The Poulson Hybrid approach

This turns out to be the easiest, most affordable, and most practical solutions for car conversion that I researched.  The company claims $.9 per mile for gas for a compact car equipped with two of these nifty wheel motors.  On a side note, if you park illegally, the towing company may mistake your car as being one that has already been booted.

Some cars have also been able to reduce emissions slightly, along with powering certain electrical components to reduce power consumption by placing solar panels on the roof.  This is also the plan of the upcoming Toyota Prius.  

Toyota has announced to Japanese media that it will equip its new vehicles with solar panels that will power the air conditioning.  Some articles mentioning this, scoffed and claimed that this would do no good to reduce costs or emissions.  Personally, I happen to know that traditionally the air conditioning is run off a belt attached to the engine.  When you turn off the air conditioning, you’ll notice more available power and lower RPMs on steep hills and at intersections.  

Buy A New Car

Hybrids are now more widely available than ever before.  Luckily, Wikipedia had a great list of used, new, and planned hybrid cars.  Two main types of hybrids currently exist: 1. All-electric for the first X amount of miles before switching over to gasoline, and 2. electric-assisted gasoline-powered cars.  To me, the first option seems the most appealing because electric would take care of the majority of my everyday driving.  I could also still drive up to 450 miles on a charge and full tank.  The vast majority of hybrids today are type 2.  Some need to plugged in and some don’t.  

One type of hybrid or alternative car that probably isn’t getting the attention that it should is the BMW Hydrogen 7.  It can switch (at the push of a button) between being hydrogen or gasoline powered and would emit only water during hydrogen mode.

The now-available Tesla roadster

For a base price of $110,000, you can fit yourself with a fully-electric Tesla roadster by Tesla Motors.  It can be driven 200 miles on a charge, goes 0 to 60 MPH in less than four seconds, reaches 125 MPH peak, and charges fully in about 3 1/2 hours.  Total, this car costs $.02 per mile in fuel (electricity).  

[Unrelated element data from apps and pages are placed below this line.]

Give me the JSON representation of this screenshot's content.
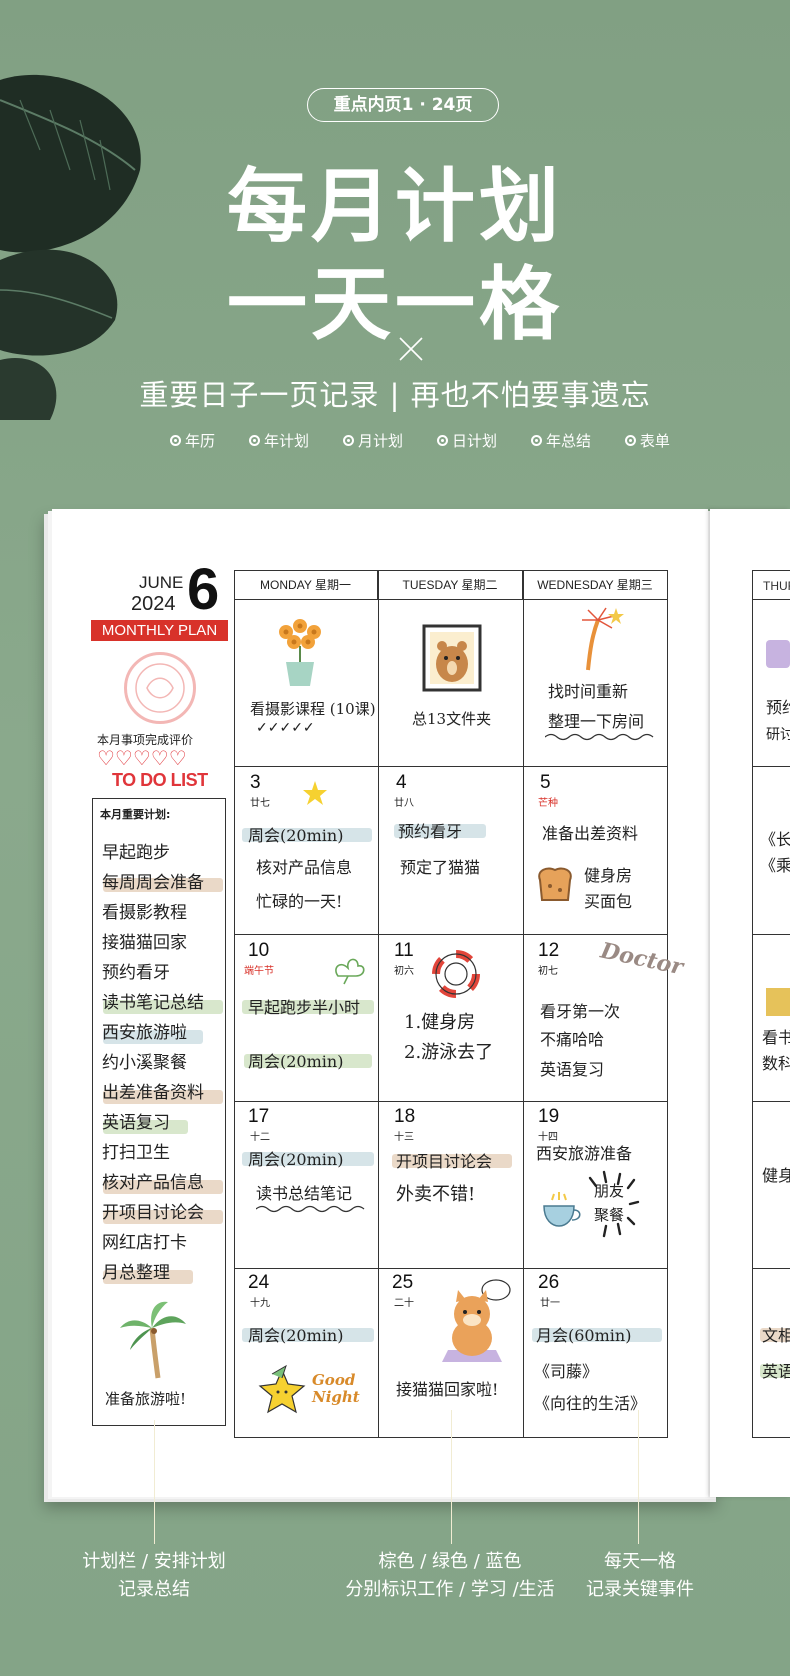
{
  "header": {
    "pill": "重点内页1 · 24页",
    "title_line1": "每月计划",
    "title_line2": "一天一格",
    "subtitle": "重要日子一页记录 | 再也不怕要事遗忘",
    "features": [
      "年历",
      "年计划",
      "月计划",
      "日计划",
      "年总结",
      "表单"
    ]
  },
  "planner": {
    "month_label": "JUNE",
    "year": "2024",
    "month_number": "6",
    "monthly_plan_label": "MONTHLY PLAN",
    "evaluation_label": "本月事项完成评价",
    "hearts": "♡♡♡♡♡",
    "todo_label": "TO DO LIST",
    "plan_heading": "本月重要计划:",
    "plan_items": [
      "早起跑步",
      "每周周会准备",
      "看摄影教程",
      "接猫猫回家",
      "预约看牙",
      "读书笔记总结",
      "西安旅游啦",
      "约小溪聚餐",
      "出差准备资料",
      "英语复习",
      "打扫卫生",
      "核对产品信息",
      "开项目讨论会",
      "网红店打卡",
      "月总整理"
    ],
    "plan_footer": "准备旅游啦!",
    "weekdays": [
      "MONDAY   星期一",
      "TUESDAY   星期二",
      "WEDNESDAY   星期三"
    ],
    "partial_weekday": "THUR",
    "cells": {
      "r1c1": {
        "notes": [
          "看摄影课程 (10课)",
          "✓✓✓✓✓"
        ]
      },
      "r1c2": {
        "notes": [
          "总13文件夹"
        ]
      },
      "r1c3": {
        "notes": [
          "找时间重新",
          "整理一下房间"
        ]
      },
      "r2c1": {
        "day": "3",
        "lunar": "廿七",
        "notes": [
          "周会(20min)",
          "核对产品信息",
          "忙碌的一天!"
        ]
      },
      "r2c2": {
        "day": "4",
        "lunar": "廿八",
        "notes": [
          "预约看牙",
          "预定了猫猫"
        ]
      },
      "r2c3": {
        "day": "5",
        "lunar": "芒种",
        "notes": [
          "准备出差资料",
          "健身房",
          "买面包"
        ]
      },
      "r3c1": {
        "day": "10",
        "lunar": "端午节",
        "notes": [
          "早起跑步半小时",
          "周会(20min)"
        ]
      },
      "r3c2": {
        "day": "11",
        "lunar": "初六",
        "notes": [
          "1.健身房",
          "2.游泳去了"
        ]
      },
      "r3c3": {
        "day": "12",
        "lunar": "初七",
        "sticker": "Doctor",
        "notes": [
          "看牙第一次",
          "不痛哈哈",
          "英语复习"
        ]
      },
      "r4c1": {
        "day": "17",
        "lunar": "十二",
        "notes": [
          "周会(20min)",
          "读书总结笔记"
        ]
      },
      "r4c2": {
        "day": "18",
        "lunar": "十三",
        "notes": [
          "开项目讨论会",
          "外卖不错!"
        ]
      },
      "r4c3": {
        "day": "19",
        "lunar": "十四",
        "notes": [
          "西安旅游准备",
          "朋友",
          "聚餐"
        ]
      },
      "r5c1": {
        "day": "24",
        "lunar": "十九",
        "sticker": "Good Night",
        "notes": [
          "周会(20min)"
        ]
      },
      "r5c2": {
        "day": "25",
        "lunar": "二十",
        "notes": [
          "接猫猫回家啦!"
        ]
      },
      "r5c3": {
        "day": "26",
        "lunar": "廿一",
        "notes": [
          "月会(60min)",
          "《司藤》",
          "《向往的生活》"
        ]
      }
    },
    "right_partial_notes": [
      "预约",
      "研讨",
      "《长",
      "《乘",
      "看书",
      "数科",
      "健身",
      "文相",
      "英语"
    ]
  },
  "captions": {
    "left": [
      "计划栏 / 安排计划",
      "记录总结"
    ],
    "middle": [
      "棕色 / 绿色 / 蓝色",
      "分别标识工作 / 学习 /生活"
    ],
    "right": [
      "每天一格",
      "记录关键事件"
    ]
  },
  "colors": {
    "background": "#86a488",
    "accent_red": "#d8322a",
    "highlight_brown": "#d9b99a",
    "highlight_green": "#b8d3a3",
    "highlight_blue": "#b4cdd6"
  }
}
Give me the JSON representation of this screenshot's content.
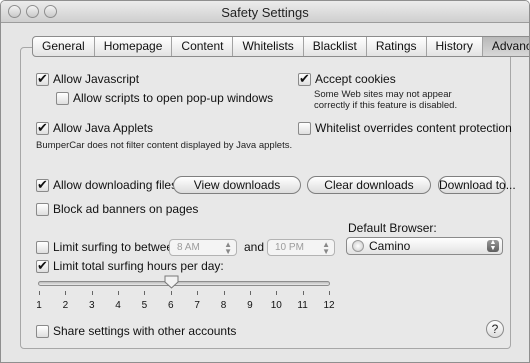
{
  "window": {
    "title": "Safety Settings"
  },
  "tabs": [
    "General",
    "Homepage",
    "Content",
    "Whitelists",
    "Blacklist",
    "Ratings",
    "History",
    "Advanced"
  ],
  "active_tab": "Advanced",
  "options": {
    "allow_javascript": {
      "label": "Allow Javascript",
      "checked": true
    },
    "allow_popups": {
      "label": "Allow scripts to open pop-up windows",
      "checked": false
    },
    "accept_cookies": {
      "label": "Accept cookies",
      "checked": true
    },
    "cookies_note_line1": "Some Web sites may not appear",
    "cookies_note_line2": "correctly if this feature is disabled.",
    "allow_java_applets": {
      "label": "Allow Java Applets",
      "checked": true
    },
    "java_note": "BumperCar does not filter content displayed by Java applets.",
    "whitelist_overrides": {
      "label": "Whitelist overrides content protection",
      "checked": false
    },
    "allow_downloading": {
      "label": "Allow downloading files",
      "checked": true
    },
    "block_ads": {
      "label": "Block ad banners on pages",
      "checked": false
    },
    "limit_between": {
      "label": "Limit surfing to between",
      "checked": false
    },
    "limit_total_hours": {
      "label": "Limit total surfing hours per day:",
      "checked": true
    },
    "share_settings": {
      "label": "Share settings with other accounts",
      "checked": false
    }
  },
  "buttons": {
    "view_downloads": "View downloads",
    "clear_downloads": "Clear downloads",
    "download_to": "Download to..."
  },
  "time_range": {
    "start": "8 AM",
    "and_label": "and",
    "end": "10 PM"
  },
  "default_browser": {
    "label": "Default Browser:",
    "value": "Camino"
  },
  "hours_slider": {
    "min": 1,
    "max": 12,
    "value": 6,
    "tick_labels": [
      "1",
      "2",
      "3",
      "4",
      "5",
      "6",
      "7",
      "8",
      "9",
      "10",
      "11",
      "12"
    ]
  },
  "help": "?",
  "icons": {
    "close": "close-icon",
    "minimize": "minimize-icon",
    "zoom": "zoom-icon",
    "checkmark": "checkmark-icon",
    "browser": "camino-browser-icon",
    "stepper": "stepper-arrows-icon",
    "help": "help-icon"
  }
}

While the Tesla would be my current choice with a winning lottery ticket, a more affordable Zap X will be out by 2010 and will sport a price tag of $60,000.  The Zap X will seat four, reach speeds of 155 MPH, and go 350 miles on one charge.  The company also claims that the battery will be able to be fully charged in 10 minutes (who knows where they’ll be sucking power from.  For more info on this car, go to media.cleantech.com.